As from March 2013, data on item Loans have been revised to exclude data related to subordinated and hybrid instruments. Item “o/w: Subordinated and hybrid instruments”, which was up to March 2013 reported under Loans and advances, has been reclassified accordingly. It is now reported as a separate item and includes all instruments on the liability side having the features of a subordinated or hybrid instrument.

TABLE D11 Deposits of the central government and social security funds with other monetary financial institutions

The table reports total credit institutions’ kuna and foreign currency liabilities to the central government and social security funds, with the exception of restricted (kuna and foreign currency) deposits by the central government and social security funds with credit institutions.
Kuna and foreign currency deposits by the central government and social security funds are shown separately. Kuna deposits comprise demand deposits, savings deposits, time and notice deposits, and loans received from the central government and social security funds. Foreign currency deposits comprise savings deposits, time deposits and notice deposits.

TABLE D12 Restricted and blocked deposits with other monetary financial institutions
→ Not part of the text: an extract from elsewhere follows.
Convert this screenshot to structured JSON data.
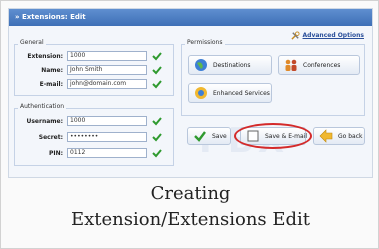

The table shows households’ restricted (kuna and foreign currency) deposits and blocked deposits.
Blocked foreign currency deposits include households’ foreign currency deposits, regulated by the Act on Converting Households’ Foreign Currency Deposits into the Public Debt of the Republic of Croatia.